One of CASST's leaders, Bernard Scharf, who lives in Olney near a potential site, was part of the Montgomery delegation to Muskegon.

Scharf wanted to know about well contamination. He was told local, state and independent laboratory tests have turned up no evidence that land treatment has contaminated wells.

He wanted to know about irrigation water entering ground water. He was given a U.S. Geological Survey report that said that hasn't happened.

He wanted to know about airborne viruses. He was told there is no documented case of illness since the system went into operation in 1974.

By the end of the trip, the vocal Scharf was a subdued opponent. "I'm discouraged by the trend of events," he said. "I think the county is going to land treatment."

The system that Scharf and the rest of the delegation to Muskegon saw works this way:

Sewage from homes and industry is piped to big basins where the heaviest pollutants settle out, and oxygen, fed by churning aerators, triggers a biological process that kills many more. The partially cleansed effluent then goes to massive lagoons for further settling and scrubbing - up to six months.

After this treatment, the effluent is sprayed onto about 5,000 acres of corn fields. The soil captures most of the remaining pollutants and converts them into nutrients that help corn grow. Surplus water is either returned to the lagoons or, if it meets state standards, discharged into nearby steams.

The biggest hitch in the Muskegon system, the Montgomery delegation seemed to agree, is the occasional odors, which apparently come from constituents of pulp waste that, as environmentalist Robert K. Davis said, have an odor similar to outhouses. (Davis by the way, said he thought the Muskegon system, overall, was successful, but he saw both technical and political problems weighing against land treatment in Montgomery.)

Maxine J. McGrady, of Muskegon County, leader of an admittedly dwindling group of opponents called the system a "health hazard," but neither she nor any other members of the group produced documentation, and most members of the delegation didn't take the accusation seriously.

The McGrady group also charged that land treatment has adversely affected land values in Egelston township. But Township Supervisor Tom J. G. Bolt said land values increased from $10 million to $26 million from 1972 to 1976 in the economically depressed area. They are likely to rise, other officials said, when residents who now use overburdened septic fields soon book up with the Muskegon sewerage system.

Muskegon acquired its 11,000-acre site for $350 to $500 an acre - a bargain that Montgomery would never be able to find. Sites in Montgomery would cost at least $3,000 an acre and depending on the location, as much as $6,000. Yet the consultant's study for the county found land treatment to be financially competitive with conventional plants in some areas, primarily western Montgomery County.

Bert Cumby, one of Montgomery's commissioners on the WSSC board, knows that what words technically may not work politically.
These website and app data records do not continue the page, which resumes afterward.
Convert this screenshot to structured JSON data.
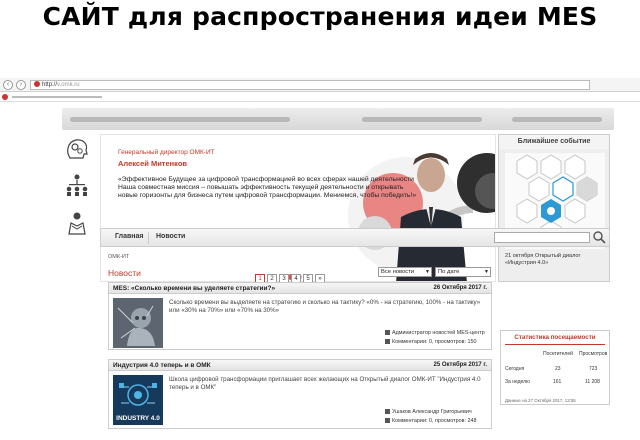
{
  "slide": {
    "title": "САЙТ для распространения идеи MES"
  },
  "browser": {
    "url_prefix": "http://",
    "url_rest": "v.omk.ru"
  },
  "banner": {
    "role": "Генеральный директор ОМК-ИТ",
    "name": "Алексей Митенков",
    "quote": "«Эффективное Будущее за цифровой трансформацией во всех сферах нашей деятельности Наша совместная миссия – повышать эффективность текущей деятельности и открывать новые горизонты для бизнеса путем цифровой трансформации. Мениемся, чтобы победить!»"
  },
  "event": {
    "heading": "Ближайшее событие",
    "text": "21 октября Открытый диалог «Индустрия 4.0»"
  },
  "menu": {
    "items": [
      "Главная",
      "Новости"
    ]
  },
  "content": {
    "breadcrumb": "ОМК-ИТ",
    "news_title": "Новости",
    "pages": [
      "1",
      "2",
      "3",
      "4",
      "5",
      "»"
    ],
    "filter_select": "Все новости",
    "sort_select": "По дате"
  },
  "news": [
    {
      "title": "MES: «Сколько времени вы уделяете стратегии?»",
      "date": "26 Октября 2017 г.",
      "text": "Сколько времени вы выделяете на стратегию и сколько на тактику? «0% - на стратегию, 100% - на тактику» или «30% на 70%» или «70% на 30%»",
      "author": "Администратор новостей MES-центр",
      "comments": "Комментарии: 0, просмотров: 150"
    },
    {
      "title": "Индустрия 4.0 теперь и в ОМК",
      "date": "25 Октября 2017 г.",
      "text": "Школа цифровой трансформации приглашает всех желающих на Открытый диалог ОМК-ИТ \"Индустрия 4.0 теперь и в ОМК\"",
      "image_label": "INDUSTRY 4.0",
      "author": "Ушаков Александр Григорьевич",
      "comments": "Комментарии: 0, просмотров: 248"
    }
  ],
  "stats": {
    "heading": "Статистика посещаемости",
    "col1": "Посетителей",
    "col2": "Просмотров",
    "row1_label": "Сегодня",
    "row1_v1": "23",
    "row1_v2": "723",
    "row2_label": "За неделю",
    "row2_v1": "161",
    "row2_v2": "11 208",
    "note": "Данные на 27 Октября 2017, 13:55"
  },
  "colors": {
    "accent": "#c0392b",
    "menu_bg": "#ececec"
  }
}
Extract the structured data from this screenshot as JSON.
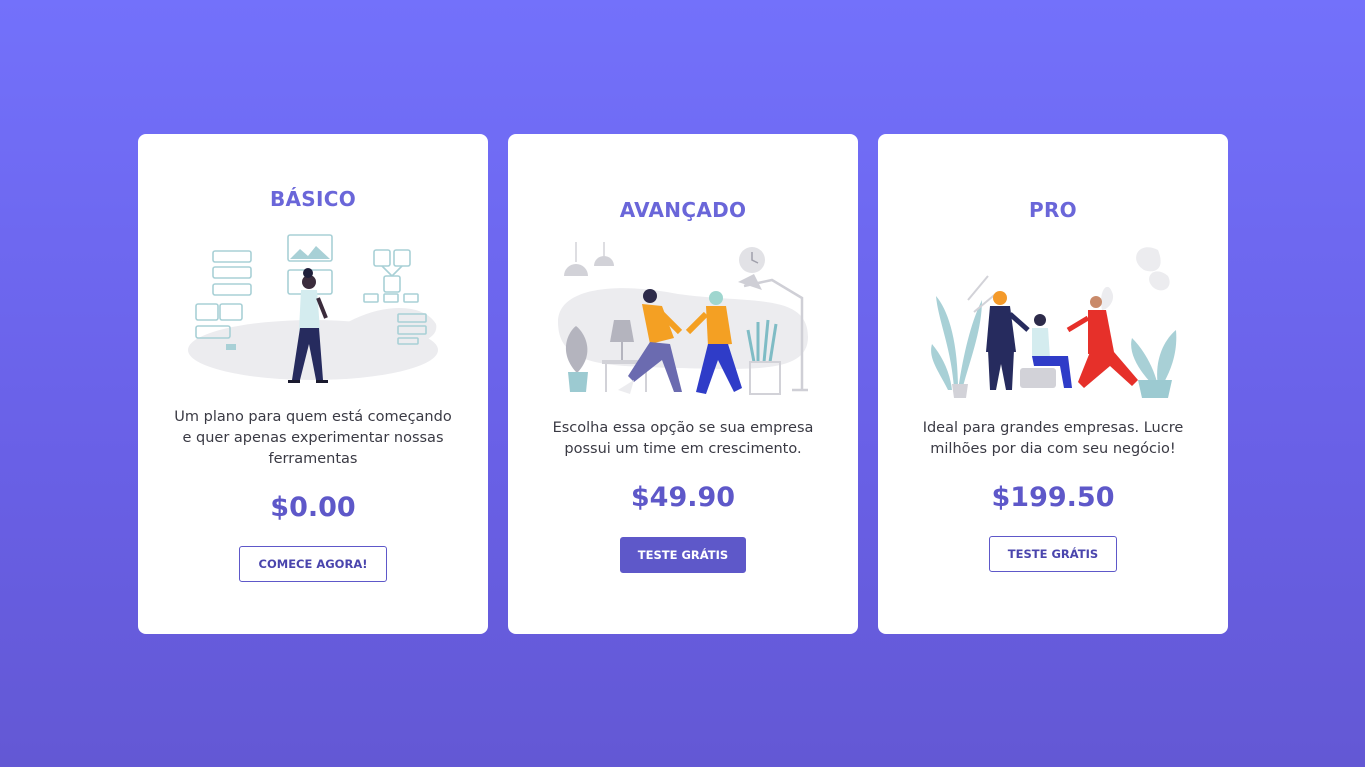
{
  "plans": [
    {
      "title": "BÁSICO",
      "description": "Um plano para quem está começando e quer apenas experimentar nossas ferramentas",
      "price": "$0.00",
      "button_label": "COMECE AGORA!"
    },
    {
      "title": "AVANÇADO",
      "description": "Escolha essa opção se sua empresa possui um time em crescimento.",
      "price": "$49.90",
      "button_label": "TESTE GRÁTIS"
    },
    {
      "title": "PRO",
      "description": "Ideal para grandes empresas. Lucre milhões por dia com seu negócio!",
      "price": "$199.50",
      "button_label": "TESTE GRÁTIS"
    }
  ],
  "colors": {
    "background_top": "#7371fb",
    "background_bottom": "#6358d4",
    "accent": "#5e58c9",
    "title": "#6a66d9",
    "card": "#ffffff"
  },
  "icons": [
    "person-with-wireframes-illustration",
    "two-people-running-illustration",
    "team-meeting-illustration"
  ]
}
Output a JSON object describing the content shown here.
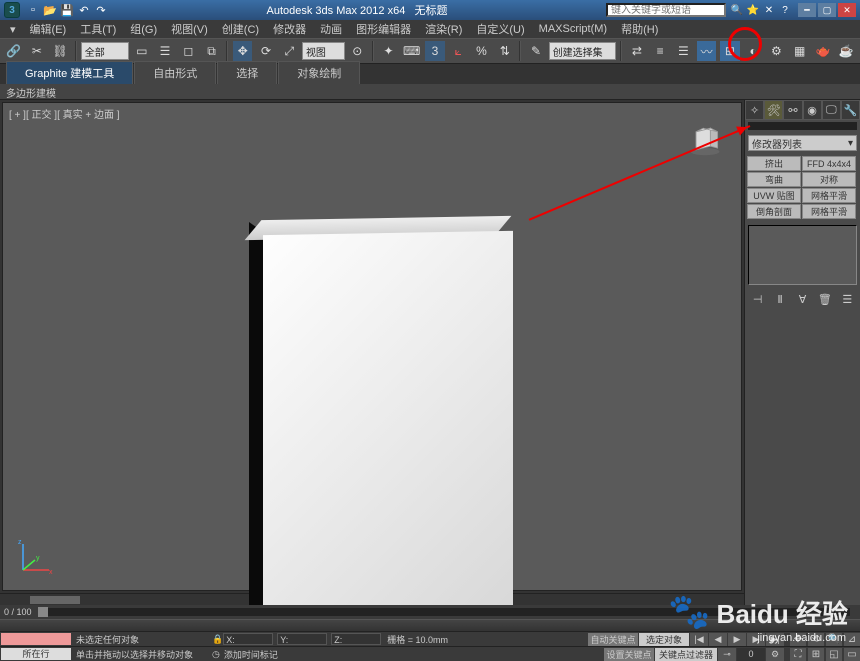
{
  "title": {
    "app": "Autodesk 3ds Max 2012 x64",
    "doc": "无标题",
    "search_placeholder": "键入关键字或短语"
  },
  "menu": {
    "items": [
      "编辑(E)",
      "工具(T)",
      "组(G)",
      "视图(V)",
      "创建(C)",
      "修改器",
      "动画",
      "图形编辑器",
      "渲染(R)",
      "自定义(U)",
      "MAXScript(M)",
      "帮助(H)"
    ]
  },
  "toolbar": {
    "dropdown_all": "全部",
    "dropdown_view": "视图",
    "dropdown_create": "创建选择集"
  },
  "ribbon": {
    "tabs": [
      "Graphite 建模工具",
      "自由形式",
      "选择",
      "对象绘制"
    ],
    "sub": "多边形建模"
  },
  "viewport": {
    "label": "[ + ][ 正交 ][ 真实 + 边面 ]"
  },
  "cmd": {
    "dropdown": "修改器列表",
    "buttons": [
      "挤出",
      "FFD 4x4x4",
      "弯曲",
      "对称",
      "UVW 贴图",
      "网格平滑",
      "倒角剖面",
      "网格平滑"
    ]
  },
  "timeline": {
    "range": "0 / 100"
  },
  "status": {
    "row1_label": "",
    "row1_msg": "未选定任何对象",
    "row2_label": "所在行",
    "row2_msg": "单击并拖动以选择并移动对象",
    "coord_x": "X:",
    "coord_y": "Y:",
    "coord_z": "Z:",
    "grid": "栅格 = 10.0mm",
    "autokey": "自动关键点",
    "selset": "选定对象",
    "setkey": "设置关键点",
    "keyfilter": "关键点过滤器",
    "addtime": "添加时间标记"
  },
  "watermark": {
    "brand": "Baidu 经验",
    "url": "jingyan.baidu.com"
  }
}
Before he boarded a bus to the airport, he said: "The good in this system (Muskegon's) probably outweighs the negatives . . . But I think we would have one helluva job selling the system to our residents."